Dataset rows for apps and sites
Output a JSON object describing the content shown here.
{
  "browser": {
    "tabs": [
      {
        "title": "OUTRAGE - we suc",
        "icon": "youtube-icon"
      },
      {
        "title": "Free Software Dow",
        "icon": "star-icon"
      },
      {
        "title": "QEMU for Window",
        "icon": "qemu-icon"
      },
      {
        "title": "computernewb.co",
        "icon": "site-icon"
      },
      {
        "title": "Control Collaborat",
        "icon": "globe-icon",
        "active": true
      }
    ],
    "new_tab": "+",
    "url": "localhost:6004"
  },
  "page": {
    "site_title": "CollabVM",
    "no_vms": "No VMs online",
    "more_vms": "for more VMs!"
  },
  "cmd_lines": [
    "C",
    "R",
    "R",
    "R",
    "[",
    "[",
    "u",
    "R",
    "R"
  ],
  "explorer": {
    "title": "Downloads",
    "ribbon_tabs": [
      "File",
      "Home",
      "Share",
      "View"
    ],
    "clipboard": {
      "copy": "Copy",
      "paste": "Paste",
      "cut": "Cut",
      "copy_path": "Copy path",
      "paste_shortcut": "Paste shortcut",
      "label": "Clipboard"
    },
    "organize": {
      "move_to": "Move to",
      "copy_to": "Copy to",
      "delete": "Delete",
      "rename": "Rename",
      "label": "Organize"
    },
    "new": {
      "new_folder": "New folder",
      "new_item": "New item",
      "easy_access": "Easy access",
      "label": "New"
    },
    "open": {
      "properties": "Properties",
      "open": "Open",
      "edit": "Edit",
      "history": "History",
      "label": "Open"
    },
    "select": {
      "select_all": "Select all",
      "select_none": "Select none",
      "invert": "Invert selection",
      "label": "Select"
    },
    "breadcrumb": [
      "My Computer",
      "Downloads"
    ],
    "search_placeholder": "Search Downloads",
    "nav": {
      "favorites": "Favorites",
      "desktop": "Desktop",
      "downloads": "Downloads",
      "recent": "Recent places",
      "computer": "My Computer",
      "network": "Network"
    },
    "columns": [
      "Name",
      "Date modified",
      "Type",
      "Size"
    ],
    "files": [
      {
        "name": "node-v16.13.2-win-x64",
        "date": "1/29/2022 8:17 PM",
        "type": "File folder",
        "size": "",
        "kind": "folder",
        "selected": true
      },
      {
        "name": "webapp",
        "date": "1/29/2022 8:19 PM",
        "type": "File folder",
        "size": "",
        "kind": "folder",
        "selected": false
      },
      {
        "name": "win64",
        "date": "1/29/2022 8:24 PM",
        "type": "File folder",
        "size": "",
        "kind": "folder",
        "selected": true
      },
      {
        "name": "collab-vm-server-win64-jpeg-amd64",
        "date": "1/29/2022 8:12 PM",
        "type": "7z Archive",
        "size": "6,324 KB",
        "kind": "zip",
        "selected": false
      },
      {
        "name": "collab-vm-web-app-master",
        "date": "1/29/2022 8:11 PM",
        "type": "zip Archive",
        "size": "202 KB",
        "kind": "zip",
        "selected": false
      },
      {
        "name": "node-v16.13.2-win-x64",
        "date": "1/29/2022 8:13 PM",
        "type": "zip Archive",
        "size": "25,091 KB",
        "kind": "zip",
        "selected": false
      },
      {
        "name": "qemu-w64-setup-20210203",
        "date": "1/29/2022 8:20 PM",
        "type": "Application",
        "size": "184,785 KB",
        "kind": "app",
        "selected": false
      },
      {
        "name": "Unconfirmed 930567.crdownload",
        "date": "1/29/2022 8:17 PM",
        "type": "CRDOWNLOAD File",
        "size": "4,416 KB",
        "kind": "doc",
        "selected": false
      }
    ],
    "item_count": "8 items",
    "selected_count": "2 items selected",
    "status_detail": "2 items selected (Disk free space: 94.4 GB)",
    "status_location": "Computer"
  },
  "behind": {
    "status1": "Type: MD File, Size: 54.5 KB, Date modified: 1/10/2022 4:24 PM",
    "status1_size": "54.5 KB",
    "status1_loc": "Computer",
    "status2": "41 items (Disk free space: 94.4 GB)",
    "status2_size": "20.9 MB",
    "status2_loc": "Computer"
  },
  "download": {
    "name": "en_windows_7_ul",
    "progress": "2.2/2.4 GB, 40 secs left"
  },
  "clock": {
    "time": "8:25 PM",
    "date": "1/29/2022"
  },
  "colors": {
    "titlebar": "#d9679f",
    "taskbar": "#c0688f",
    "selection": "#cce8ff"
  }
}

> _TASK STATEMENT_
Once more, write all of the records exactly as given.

> _SOLUTION TO THE EXERCISE_
Output a JSON object describing the content shown here.
{
  "browser": {
    "tabs": [
      {
        "title": "OUTRAGE - we suc",
        "icon": "youtube-icon"
      },
      {
        "title": "Free Software Dow",
        "icon": "star-icon"
      },
      {
        "title": "QEMU for Window",
        "icon": "qemu-icon"
      },
      {
        "title": "computernewb.co",
        "icon": "site-icon"
      },
      {
        "title": "Control Collaborat",
        "icon": "globe-icon",
        "active": true
      }
    ],
    "new_tab": "+",
    "url": "localhost:6004"
  },
  "page": {
    "site_title": "CollabVM",
    "no_vms": "No VMs online",
    "more_vms": "for more VMs!"
  },
  "cmd_lines": [
    "C",
    "R",
    "R",
    "R",
    "[",
    "[",
    "u",
    "R",
    "R"
  ],
  "explorer": {
    "title": "Downloads",
    "ribbon_tabs": [
      "File",
      "Home",
      "Share",
      "View"
    ],
    "clipboard": {
      "copy": "Copy",
      "paste": "Paste",
      "cut": "Cut",
      "copy_path": "Copy path",
      "paste_shortcut": "Paste shortcut",
      "label": "Clipboard"
    },
    "organize": {
      "move_to": "Move to",
      "copy_to": "Copy to",
      "delete": "Delete",
      "rename": "Rename",
      "label": "Organize"
    },
    "new": {
      "new_folder": "New folder",
      "new_item": "New item",
      "easy_access": "Easy access",
      "label": "New"
    },
    "open": {
      "properties": "Properties",
      "open": "Open",
      "edit": "Edit",
      "history": "History",
      "label": "Open"
    },
    "select": {
      "select_all": "Select all",
      "select_none": "Select none",
      "invert": "Invert selection",
      "label": "Select"
    },
    "breadcrumb": [
      "My Computer",
      "Downloads"
    ],
    "search_placeholder": "Search Downloads",
    "nav": {
      "favorites": "Favorites",
      "desktop": "Desktop",
      "downloads": "Downloads",
      "recent": "Recent places",
      "computer": "My Computer",
      "network": "Network"
    },
    "columns": [
      "Name",
      "Date modified",
      "Type",
      "Size"
    ],
    "files": [
      {
        "name": "node-v16.13.2-win-x64",
        "date": "1/29/2022 8:17 PM",
        "type": "File folder",
        "size": "",
        "kind": "folder",
        "selected": true
      },
      {
        "name": "webapp",
        "date": "1/29/2022 8:19 PM",
        "type": "File folder",
        "size": "",
        "kind": "folder",
        "selected": false
      },
      {
        "name": "win64",
        "date": "1/29/2022 8:24 PM",
        "type": "File folder",
        "size": "",
        "kind": "folder",
        "selected": true
      },
      {
        "name": "collab-vm-server-win64-jpeg-amd64",
        "date": "1/29/2022 8:12 PM",
        "type": "7z Archive",
        "size": "6,324 KB",
        "kind": "zip",
        "selected": false
      },
      {
        "name": "collab-vm-web-app-master",
        "date": "1/29/2022 8:11 PM",
        "type": "zip Archive",
        "size": "202 KB",
        "kind": "zip",
        "selected": false
      },
      {
        "name": "node-v16.13.2-win-x64",
        "date": "1/29/2022 8:13 PM",
        "type": "zip Archive",
        "size": "25,091 KB",
        "kind": "zip",
        "selected": false
      },
      {
        "name": "qemu-w64-setup-20210203",
        "date": "1/29/2022 8:20 PM",
        "type": "Application",
        "size": "184,785 KB",
        "kind": "app",
        "selected": false
      },
      {
        "name": "Unconfirmed 930567.crdownload",
        "date": "1/29/2022 8:17 PM",
        "type": "CRDOWNLOAD File",
        "size": "4,416 KB",
        "kind": "doc",
        "selected": false
      }
    ],
    "item_count": "8 items",
    "selected_count": "2 items selected",
    "status_detail": "2 items selected (Disk free space: 94.4 GB)",
    "status_location": "Computer"
  },
  "behind": {
    "status1": "Type: MD File, Size: 54.5 KB, Date modified: 1/10/2022 4:24 PM",
    "status1_size": "54.5 KB",
    "status1_loc": "Computer",
    "status2": "41 items (Disk free space: 94.4 GB)",
    "status2_size": "20.9 MB",
    "status2_loc": "Computer"
  },
  "download": {
    "name": "en_windows_7_ul",
    "progress": "2.2/2.4 GB, 40 secs left"
  },
  "clock": {
    "time": "8:25 PM",
    "date": "1/29/2022"
  },
  "colors": {
    "titlebar": "#d9679f",
    "taskbar": "#c0688f",
    "selection": "#cce8ff"
  }
}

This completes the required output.